Health Reform: President Trump's visit to Capitol Hill might have been enough to ensure that the House ObamaCare "repeal and replace" bill will get enough votes to pass. If it fails, it will be a disaster for Trump and the GOP. If it passes, it will hardly be a victory.

Trump met with House Republicans in a closed-door session to warn them that failure to pass this bill is not an option. According to some lawmakers, he told anyone thinking of voting no that "I'm going to come after you, but I know I won't have to because I know you'll vote yes."

Nevertheless, some conservatives are still opposed to the bill, and its fate remains uncertain. So the question remains: Is this high-wire act worth it, given what's in the House bill?

As we noted in this space earlier, the original House plan was a marginal improvement on ObamaCare in some parts, but kept the insurance industry mandates and regulations that caused ObamaCare to fail in the first place — minimum benefit rules and "guaranteed issue."
The GOP leadership has tweaked the bill since in an attempt to assuage both moderates and conservatives, but left that core problem intact.

For moderates, the revised bill sets aside money to increase subsidies for those over age 50, who according to the Congressional Budget Office would see their insurance costs climb under the Republican plan compared with what they get today on ObamaCare.

To appease conservatives, the tweaks include changes to the Medicaid reforms, such as the option for states to impose work requirements and opt for block grant payments, and a ban on new states expanding Medicaid under ObamaCare — which are worthwhile improvements. The revised bill also accelerates the repeal of ObamaCare's many taxes, and lowers the threshold for deducting medical expenses.

But even with these tweaks, the bill still drives the GOP further down the health reform road they had promised to get off.

What's been missing in this "replacement" plan all along is what Republican health reformers had been promising to deliver since President Obama signed the Affordable Care Act into law seven years ago: reforms that got government out of the health care business as much as possible and that removed regulations and mandates that impeded market competition or distorted it and drove up prices.

Remember interstate insurance sales and expanding eligibility for health savings accounts? Aside from an expansion in the amount of money people can put into HSAs, those and other promised fixes are nowhere to be found in this bill.

In other words, rather than focus on reforms that would let the market work its magic to make insurance more affordable for everyone, the revised GOP plan tries to boost subsidies so older workers can better afford the overly expensive government-regulated product.

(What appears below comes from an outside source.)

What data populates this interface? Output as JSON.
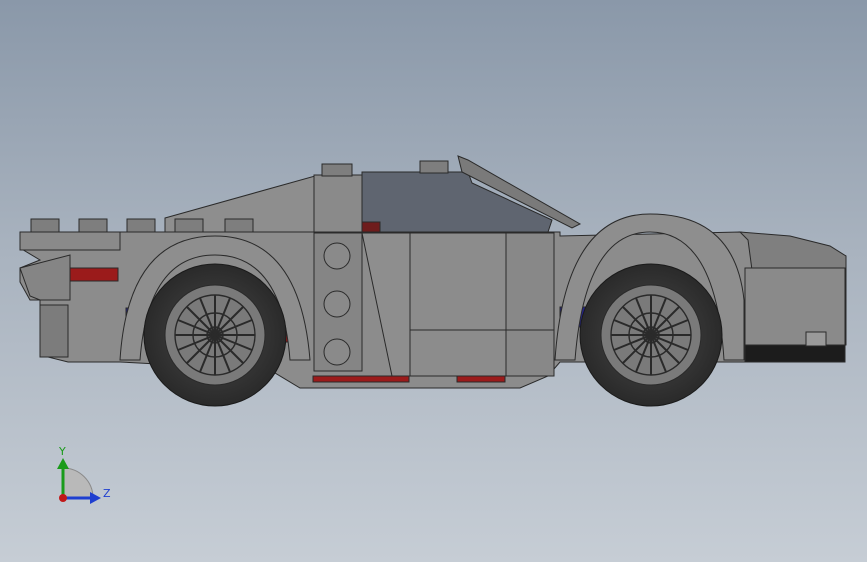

Does this get the health care system closer to where conservatives want it to be? Not really. In fact, by ceding the ground on "guaranteed issue," benefit mandates, and a penalty for not buying insurance, the House plan leaves all the infrastructure in place that a future Democratic Congress could use to reinstate, or go beyond, ObamaCare.

And this is before the replacement plan gets to the Senate, where it will certainly be watered down even more
It's almost enough to make one wonder what all the fuss is about. Why go through all the political torment of repealing ObamaCare when the replacement does so little to change the federal government's role in health care?